During this time, he met his husband, Michael Marin-Howard, who is also a performer and teaches voice, theatre, and piano. Michael grew up in Red Bank. About four years ago while living in New York, Louie said, “We both wanted a transition. It just happened very naturally for us to shift here. I started teaching Pilates here at first. When I first moved here, I thought I wanted a break from dance because I had been doing it for so long, but I soon ventured back into teaching more dance.”

Since then, he has taught from beginner to advanced levels of dance at Chattanooga Dance Theatre, Ballet Esprit in St. Elmo, Chattanooga Center for Creative Arts, and Baylor School.

In 2019, the CTC invited Louie to choregraph for the 2019-2020 season’s closing show, MAMMA MIA. Sadly, the show was cancelled due to the pandemic. In the summer of 2021, the CTC was ready to safely present another musical, WORKING. Louie said, “The CTC asked me to choreograph, which was wonderful. I got to work with Executive Director Rodney Van Valkenburg, who directed the show, and my husband, Michael, who was the musical director. The three of us really put on a great show, and it was such a great experience.”

Though Louie has choregraphed dance performances and shows many times, this was his first experience choregraphing a theatre show. In recent years, he has mostly taught dance to youth, so it was different working with adults again.

“My goal is always for everyone to have a safe environment and have fun and also, at the end of the day, we’re putting on a show that has to look good,” said Louie. He said much of the WORKING cast was beginning dancers.

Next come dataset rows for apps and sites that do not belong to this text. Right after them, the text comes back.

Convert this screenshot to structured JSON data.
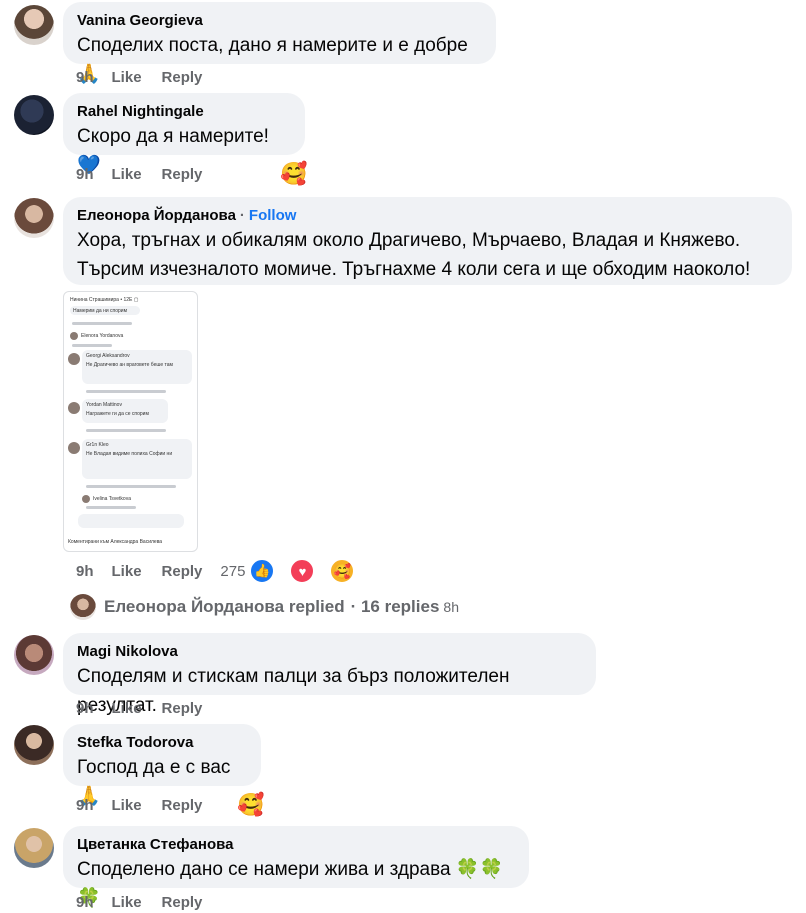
{
  "labels": {
    "like": "Like",
    "reply": "Reply"
  },
  "comments": [
    {
      "author": "Vanina Georgieva",
      "text": "Споделих поста, дано я намерите и е добре 🙏",
      "time": "9h"
    },
    {
      "author": "Rahel Nightingale",
      "text": "Скоро да я намерите! 💙",
      "time": "9h",
      "reaction": "🥰"
    },
    {
      "author": "Елеонора Йорданова",
      "follow": "Follow",
      "dot": "·",
      "text_line1": "Хора, тръгнах и обикалям около Драгичево, Мърчаево, Владая и Княжево.",
      "text_line2": "Търсим изчезналото момиче. Тръгнахме 4 коли сега и ще обходим наоколо!",
      "time": "9h",
      "reaction_count": "275",
      "reaction_icons": [
        "like-icon",
        "heart-icon",
        "care-icon"
      ],
      "replies_author": "Елеонора Йорданова replied",
      "replies_count": "· 16 replies",
      "replies_time": "8h"
    },
    {
      "author": "Magi Nikolova",
      "text": "Споделям и стискам палци за бърз положителен резултат.",
      "time": "9h"
    },
    {
      "author": "Stefka Todorova",
      "text": "Господ да е с вас🙏",
      "time": "9h",
      "reaction": "🥰"
    },
    {
      "author": "Цветанка Стефанова",
      "text": "Споделено дано се намери жива и здрава 🍀🍀🍀",
      "time": "9h"
    }
  ],
  "screenshot_thumb": {
    "lines": [
      "Нинина Страшимира • 12Е ▢",
      "Намерим да ни спорим",
      "Elenora Yordanova",
      "Georgi Aleksandrov",
      "Не Драгичево  ан враговете беше там",
      "Yordan Mattinov",
      "Награжете ги да се спорим",
      "Gr1n Kleo",
      "Не Владая видиме полиха Софии ни",
      "Ivelina Tsvetkova",
      "Коментирани към Александра Василева"
    ]
  }
}
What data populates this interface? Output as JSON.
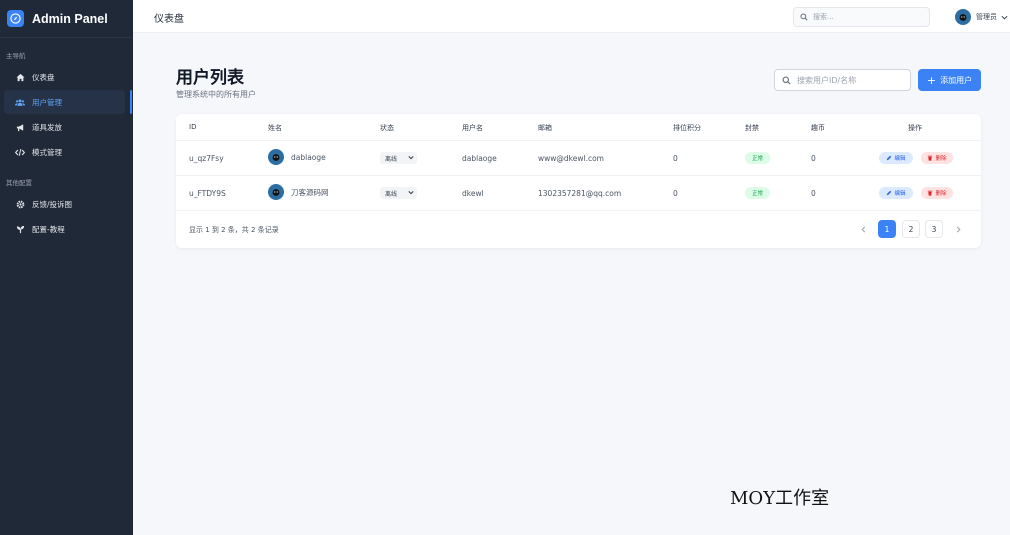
{
  "sidebar": {
    "brand": "Admin Panel",
    "section_main": "主导航",
    "section_other": "其他配置",
    "items": [
      {
        "label": "仪表盘"
      },
      {
        "label": "用户管理"
      },
      {
        "label": "道具发放"
      },
      {
        "label": "模式管理"
      },
      {
        "label": "反馈/投诉图"
      },
      {
        "label": "配置-教程"
      }
    ]
  },
  "topbar": {
    "breadcrumb": "仪表盘",
    "search_placeholder": "搜索...",
    "user_name": "管理员"
  },
  "page": {
    "title": "用户列表",
    "subtitle": "管理系统中的所有用户",
    "search_placeholder": "搜索用户ID/名称",
    "add_label": "添加用户"
  },
  "table": {
    "headers": [
      "ID",
      "姓名",
      "状态",
      "用户名",
      "邮箱",
      "排位积分",
      "封禁",
      "趣币",
      "操作"
    ],
    "rows": [
      {
        "id": "u_qz7Fsy",
        "name": "dablaoge",
        "status": "离线",
        "username": "dablaoge",
        "email": "www@dkewl.com",
        "score": "0",
        "ban": "正常",
        "coins": "0"
      },
      {
        "id": "u_FTDY9S",
        "name": "刀客源码网",
        "status": "离线",
        "username": "dkewl",
        "email": "1302357281@qq.com",
        "score": "0",
        "ban": "正常",
        "coins": "0"
      }
    ],
    "edit_label": "编辑",
    "delete_label": "删除",
    "footer": "显示 1 到 2 条，共 2 条记录",
    "pages": [
      "1",
      "2",
      "3"
    ]
  },
  "watermark": "MOY工作室",
  "colors": {
    "accent": "#3b82f6",
    "sidebar_bg": "#1f2937",
    "ok": "#16a34a",
    "danger": "#dc2626"
  }
}
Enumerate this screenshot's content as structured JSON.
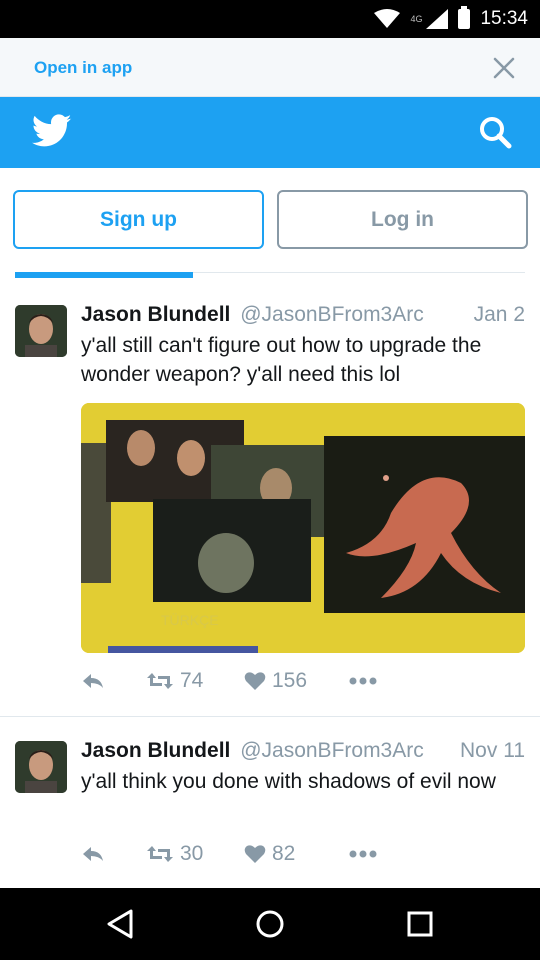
{
  "status_bar": {
    "time": "15:34",
    "network": "4G"
  },
  "open_app": {
    "label": "Open in app"
  },
  "header": {
    "logo": "twitter-bird-icon",
    "search": "search-icon",
    "brand_color": "#1da1f2"
  },
  "auth": {
    "signup_label": "Sign up",
    "login_label": "Log in"
  },
  "tweets": [
    {
      "name": "Jason Blundell",
      "handle": "@JasonBFrom3Arc",
      "date": "Jan 2",
      "text": "y'all still can't figure out how to upgrade the wonder weapon? y'all need this lol",
      "media_caption": "TÜRKÇE",
      "retweets": "74",
      "likes": "156"
    },
    {
      "name": "Jason Blundell",
      "handle": "@JasonBFrom3Arc",
      "date": "Nov 11",
      "text": "y'all think you done with shadows of evil now",
      "retweets": "30",
      "likes": "82"
    }
  ],
  "nav": {
    "back": "back-icon",
    "home": "home-icon",
    "recents": "recents-icon"
  }
}
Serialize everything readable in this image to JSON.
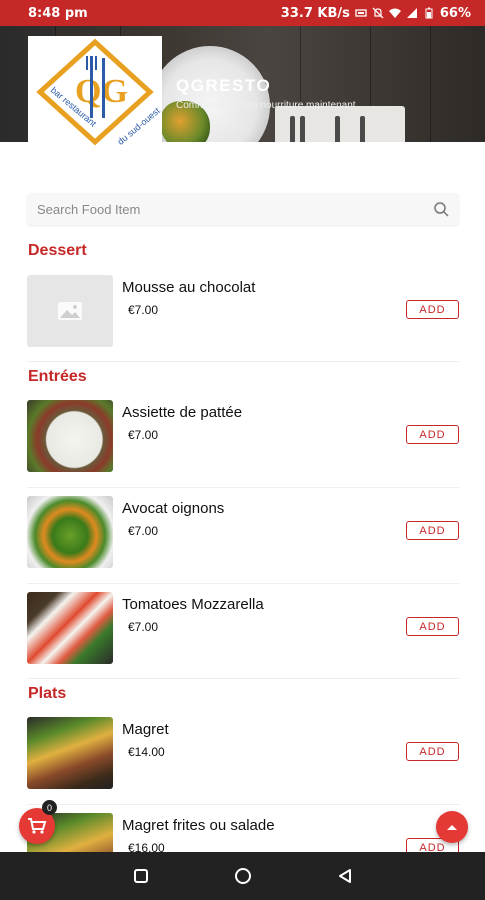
{
  "status_bar": {
    "time": "8:48 pm",
    "speed": "33.7 KB/s",
    "battery": "66%",
    "icons": [
      "data-saver-icon",
      "mute-icon",
      "wifi-icon",
      "signal-icon",
      "battery-icon"
    ]
  },
  "header": {
    "logo_text": "QG",
    "logo_caption_left": "bar restaurant",
    "logo_caption_right": "du sud-ouest",
    "brand": "QGRESTO",
    "tagline": "Commandez votre nourriture maintenant"
  },
  "search": {
    "placeholder": "Search Food Item",
    "icon": "search-icon"
  },
  "menu": {
    "add_label": "ADD",
    "sections": [
      {
        "title": "Dessert",
        "items": [
          {
            "name": "Mousse au chocolat",
            "price": "€7.00"
          }
        ]
      },
      {
        "title": "Entrées",
        "items": [
          {
            "name": "Assiette de pattée",
            "price": "€7.00"
          },
          {
            "name": "Avocat oignons",
            "price": "€7.00"
          },
          {
            "name": "Tomatoes Mozzarella",
            "price": "€7.00"
          }
        ]
      },
      {
        "title": "Plats",
        "items": [
          {
            "name": "Magret",
            "price": "€14.00"
          },
          {
            "name": "Magret frites ou salade",
            "price": "€16.00"
          }
        ]
      }
    ]
  },
  "cart": {
    "count": "0",
    "icon": "cart-icon"
  },
  "colors": {
    "accent": "#c62828",
    "fab": "#e53935",
    "nav": "#222222"
  }
}
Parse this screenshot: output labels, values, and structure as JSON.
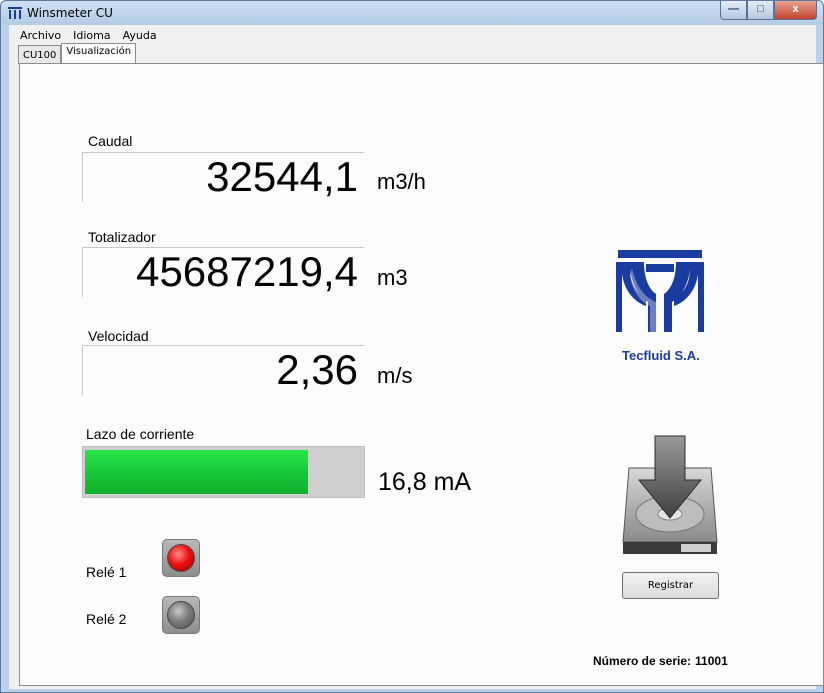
{
  "window": {
    "title": "Winsmeter CU",
    "minimize_glyph": "—",
    "maximize_glyph": "□",
    "close_glyph": "x"
  },
  "menu": [
    "Archivo",
    "Idioma",
    "Ayuda"
  ],
  "tabs": [
    {
      "label": "CU100",
      "active": false
    },
    {
      "label": "Visualización",
      "active": true
    }
  ],
  "readings": {
    "caudal": {
      "label": "Caudal",
      "value": "32544,1",
      "unit": "m3/h"
    },
    "totalizador": {
      "label": "Totalizador",
      "value": "45687219,4",
      "unit": "m3"
    },
    "velocidad": {
      "label": "Velocidad",
      "value": "2,36",
      "unit": "m/s"
    }
  },
  "current_loop": {
    "label": "Lazo de corriente",
    "value_text": "16,8 mA",
    "fill_fraction": 0.805,
    "fill_color": "#1fd33f"
  },
  "relays": [
    {
      "label": "Relé 1",
      "state": "on",
      "color": "#ee1111"
    },
    {
      "label": "Relé 2",
      "state": "off",
      "color": "#7d7d7d"
    }
  ],
  "brand": {
    "company": "Tecfluid S.A.",
    "logo_icon": "tecfluid-logo",
    "color": "#1a3ca0"
  },
  "register": {
    "icon": "save-to-disk-icon",
    "button_label": "Registrar"
  },
  "serial": {
    "label": "Número de serie:",
    "value": "11001"
  }
}
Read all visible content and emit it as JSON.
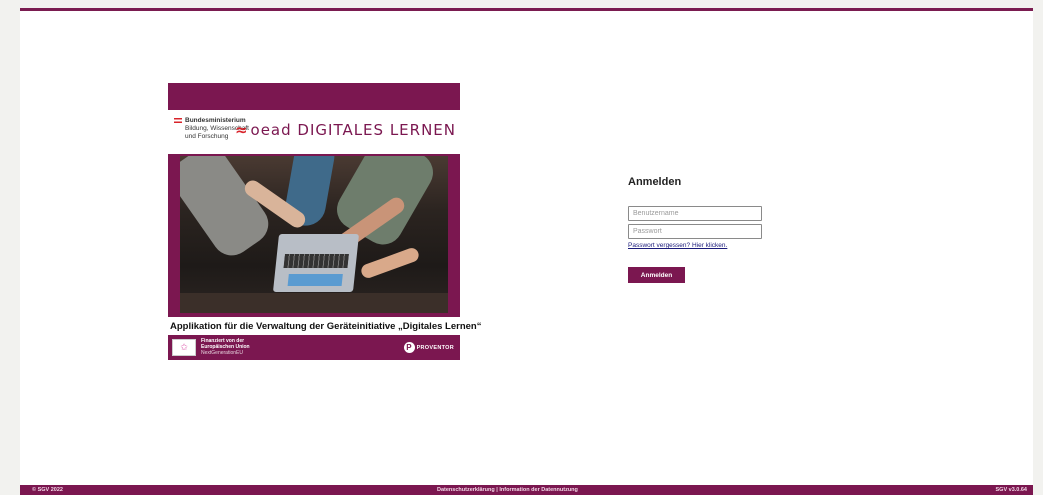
{
  "banner": {
    "ministry": {
      "line1": "Bundesministerium",
      "line2": "Bildung, Wissenschaft",
      "line3": "und Forschung"
    },
    "oead_logo": "oead DIGITALES LERNEN",
    "app_title": "Applikation für die Verwaltung der Geräteinitiative „Digitales Lernen“",
    "eu": {
      "line1": "Finanziert von der",
      "line2": "Europäischen Union",
      "line3": "NextGenerationEU"
    },
    "partner_logo": "PROVENTOR"
  },
  "login": {
    "title": "Anmelden",
    "username_placeholder": "Benutzername",
    "username_value": "",
    "password_placeholder": "Passwort",
    "password_value": "",
    "forgot_link": "Passwort vergessen? Hier klicken.",
    "submit_label": "Anmelden"
  },
  "footer": {
    "copyright": "© SGV 2022",
    "privacy_link": "Datenschutzerklärung",
    "separator": "|",
    "data_usage_link": "Information der Datennutzung",
    "version": "SGV v3.0.64"
  },
  "colors": {
    "brand": "#7b1750",
    "link": "#1a1a7a"
  }
}
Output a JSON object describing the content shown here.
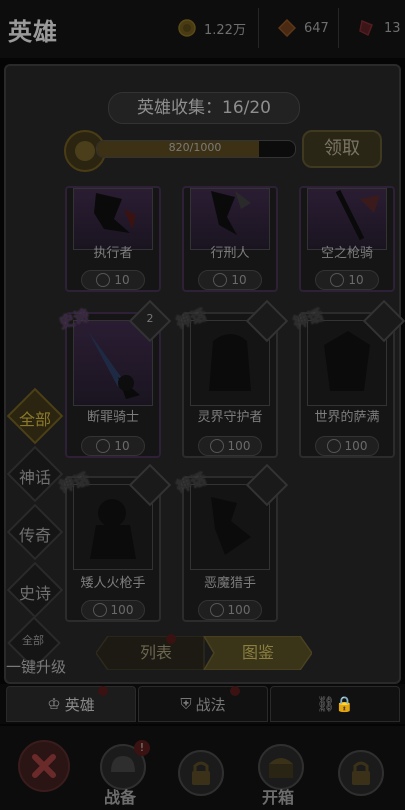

“It helped us and me to translate what I wanted to do with them in a way that allowed the movement to come from them,” he said. “I think the first step when you’re trying to engage a beginner or a young dancer is giving them the opportunity to know they’re making it their own.” He said he wants those he teaches to feel, “It’s from you and about you.”

Louie explained, “Sometimes when we get into people’s perception of what a dance class can be, they think ‘Oh, I’m going to have to go into a class where I’m going to have to be following and knowing the combinations,’ and that can intimidate people, especially if you’re a beginner.”

He said the idea for teaching a dance class to beginner adults at the CTC came to him while working with those in the WORKING cast who were newer to dance. He approached Rodney and CTC Director of Education and Innovation Chuck Tuttle with it saying, “I feel like this is something that this community needs.”

Louie said, “I saw the cast of Working, who were an incredibly talented group of actors, singers, and dancers, and I was just feeding off this energy from them and wanted more. Seeing how wonderfully they blossomed with just a little bit more technique work. I tend to disguise that technique work with a lot of fun, so you’re actually really learning the how, not just the what. That’s sort of how the evolution of this class came about.”

Louie hopes the class will appeal to the everyday person off the street who would like to learn dance. He said, “I get so many people tell me that they get nervous in a class, but really they are naturally movers.”

The class, which meets each Monday from February 7 through March 18, is designed to recruit and engage beginner adults.

“We’ll focus on body and spatial awareness,” Louie said. “Certainly, I will be tying in my Pilates background, so I will always implement correct body alignment and restorative movement. We train in three ways. We train the mind, that thinking, creative artist inside; the body, which is our instrument as dancers, we have to get the body flexible and build stamina; and the sense of community. Training as a community is so important right now as we’re trying to come back together. Because we don’t exist in this world alone, we exist in relation to one another.”

Louie emphasizes the importance of this, saying, “I think at the end of the day, for any dancer, whether beginner or advanced, having a sense of oneself in relation to one another in a class is key to any sort of life challenge. For me, dance is a metaphor for life, and that’s what we’ll be doing in this class.”

To register for the class, call 423.267.8534 or visit

By Tammy Knotts | Writer & CTC Parent Volunteer

Posted January 21, 2022